■ EXERCISE GOAL ■
Set down the entries again word for word, without any of the images.
________________________________________
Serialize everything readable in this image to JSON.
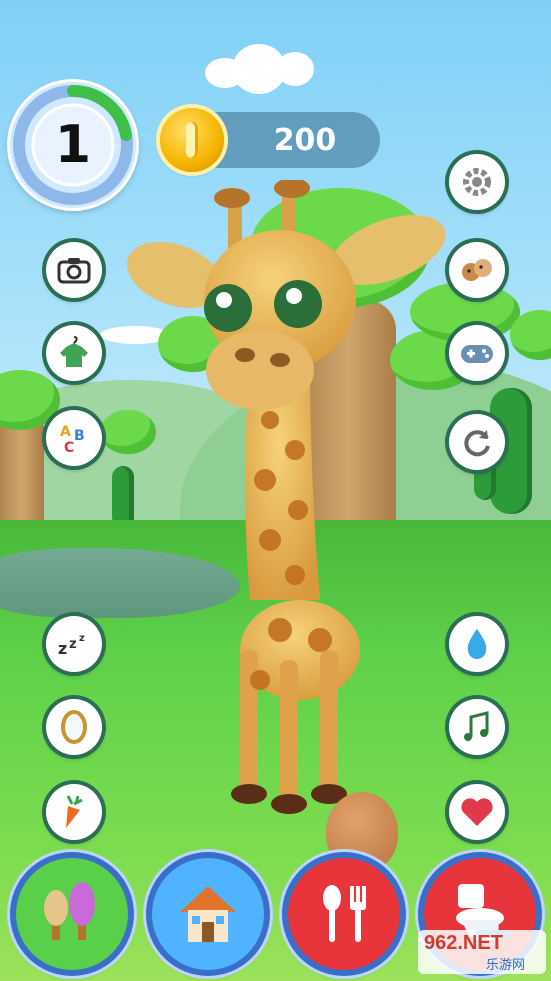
{
  "hud": {
    "level": "1",
    "level_progress": 0.22,
    "coins": "200"
  },
  "left_buttons": [
    {
      "icon": "camera-icon"
    },
    {
      "icon": "shirt-hanger-icon"
    },
    {
      "icon": "abc-blocks-icon"
    },
    {
      "icon": "sleep-zzz-icon"
    },
    {
      "icon": "mirror-icon"
    },
    {
      "icon": "carrot-icon"
    }
  ],
  "right_buttons": [
    {
      "icon": "gear-icon"
    },
    {
      "icon": "pets-friends-icon"
    },
    {
      "icon": "gamepad-icon"
    },
    {
      "icon": "refresh-icon"
    },
    {
      "icon": "water-drop-icon"
    },
    {
      "icon": "music-note-icon"
    },
    {
      "icon": "heart-icon"
    }
  ],
  "bottom_nav": [
    {
      "icon": "garden-trees-icon",
      "color": "#5ad04a"
    },
    {
      "icon": "house-icon",
      "color": "#4fb3ff"
    },
    {
      "icon": "fork-spoon-icon",
      "color": "#e8353b"
    },
    {
      "icon": "toilet-icon",
      "color": "#e8353b"
    }
  ],
  "watermark": {
    "main": "962.NET",
    "sub": "乐游网"
  },
  "colors": {
    "button_ring": "#2a6f53",
    "level_ring": "#3fbf4a",
    "coin": "#f5b300"
  }
}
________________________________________
■ EXERCISE ANSWER ■
Serialize everything readable in this image to JSON.
{
  "hud": {
    "level": "1",
    "level_progress": 0.22,
    "coins": "200"
  },
  "left_buttons": [
    {
      "icon": "camera-icon"
    },
    {
      "icon": "shirt-hanger-icon"
    },
    {
      "icon": "abc-blocks-icon"
    },
    {
      "icon": "sleep-zzz-icon"
    },
    {
      "icon": "mirror-icon"
    },
    {
      "icon": "carrot-icon"
    }
  ],
  "right_buttons": [
    {
      "icon": "gear-icon"
    },
    {
      "icon": "pets-friends-icon"
    },
    {
      "icon": "gamepad-icon"
    },
    {
      "icon": "refresh-icon"
    },
    {
      "icon": "water-drop-icon"
    },
    {
      "icon": "music-note-icon"
    },
    {
      "icon": "heart-icon"
    }
  ],
  "bottom_nav": [
    {
      "icon": "garden-trees-icon",
      "color": "#5ad04a"
    },
    {
      "icon": "house-icon",
      "color": "#4fb3ff"
    },
    {
      "icon": "fork-spoon-icon",
      "color": "#e8353b"
    },
    {
      "icon": "toilet-icon",
      "color": "#e8353b"
    }
  ],
  "watermark": {
    "main": "962.NET",
    "sub": "乐游网"
  },
  "colors": {
    "button_ring": "#2a6f53",
    "level_ring": "#3fbf4a",
    "coin": "#f5b300"
  }
}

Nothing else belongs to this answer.